Material supplied |
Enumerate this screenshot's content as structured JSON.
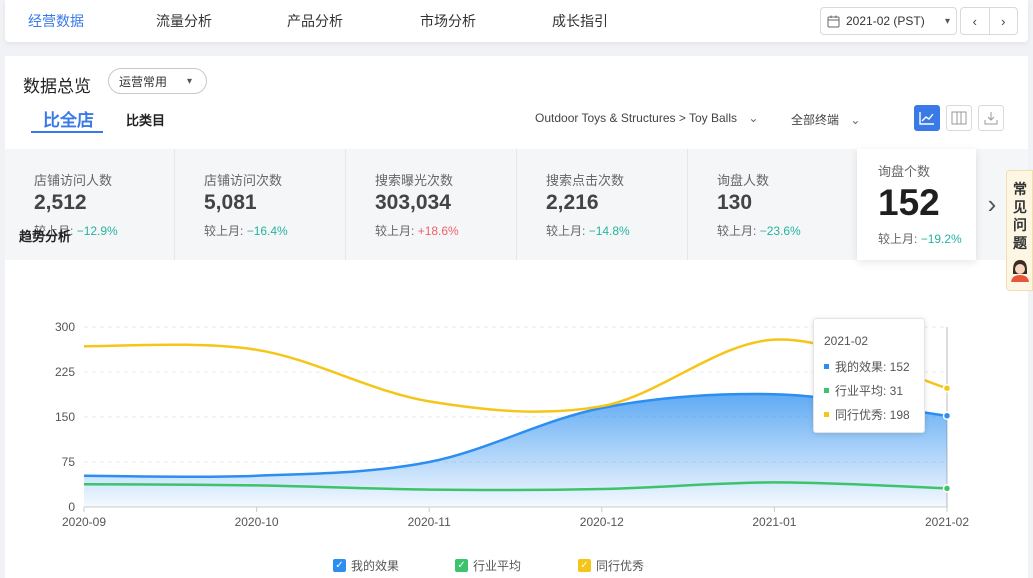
{
  "nav": {
    "tabs": [
      "经营数据",
      "流量分析",
      "产品分析",
      "市场分析",
      "成长指引"
    ],
    "date": "2021-02 (PST)"
  },
  "overview": {
    "title": "数据总览",
    "mode": "运营常用",
    "tab_all": "比全店",
    "tab_category": "比类目",
    "category_path": "Outdoor Toys & Structures > Toy Balls",
    "terminal": "全部终端"
  },
  "metrics": [
    {
      "label": "店铺访问人数",
      "value": "2,512",
      "cmp_label": "较上月:",
      "change": "−12.9%",
      "dir": "down"
    },
    {
      "label": "店铺访问次数",
      "value": "5,081",
      "cmp_label": "较上月:",
      "change": "−16.4%",
      "dir": "down"
    },
    {
      "label": "搜索曝光次数",
      "value": "303,034",
      "cmp_label": "较上月:",
      "change": "+18.6%",
      "dir": "up"
    },
    {
      "label": "搜索点击次数",
      "value": "2,216",
      "cmp_label": "较上月:",
      "change": "−14.8%",
      "dir": "down"
    },
    {
      "label": "询盘人数",
      "value": "130",
      "cmp_label": "较上月:",
      "change": "−23.6%",
      "dir": "down"
    },
    {
      "label": "询盘个数",
      "value": "152",
      "cmp_label": "较上月:",
      "change": "−19.2%",
      "dir": "down"
    }
  ],
  "faq": {
    "label": "常见问题"
  },
  "trend": {
    "title": "趋势分析"
  },
  "tooltip": {
    "title": "2021-02",
    "rows": [
      "我的效果: 152",
      "行业平均: 31",
      "同行优秀: 198"
    ]
  },
  "colors": {
    "mine": "#2b8ef0",
    "industry": "#3cc36b",
    "peer": "#f5c518",
    "accent": "#3a79e8"
  },
  "chart_data": {
    "type": "line",
    "x": [
      "2020-09",
      "2020-10",
      "2020-11",
      "2020-12",
      "2021-01",
      "2021-02"
    ],
    "yticks": [
      0,
      75,
      150,
      225,
      300
    ],
    "ylim": [
      0,
      300
    ],
    "series": [
      {
        "name": "我的效果",
        "values": [
          52,
          52,
          75,
          165,
          188,
          152
        ],
        "color": "#2b8ef0",
        "area": true
      },
      {
        "name": "行业平均",
        "values": [
          38,
          36,
          29,
          30,
          41,
          31
        ],
        "color": "#3cc36b"
      },
      {
        "name": "同行优秀",
        "values": [
          268,
          262,
          176,
          168,
          279,
          198
        ],
        "color": "#f5c518"
      }
    ]
  }
}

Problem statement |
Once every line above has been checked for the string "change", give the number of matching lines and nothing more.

Expected answer |
6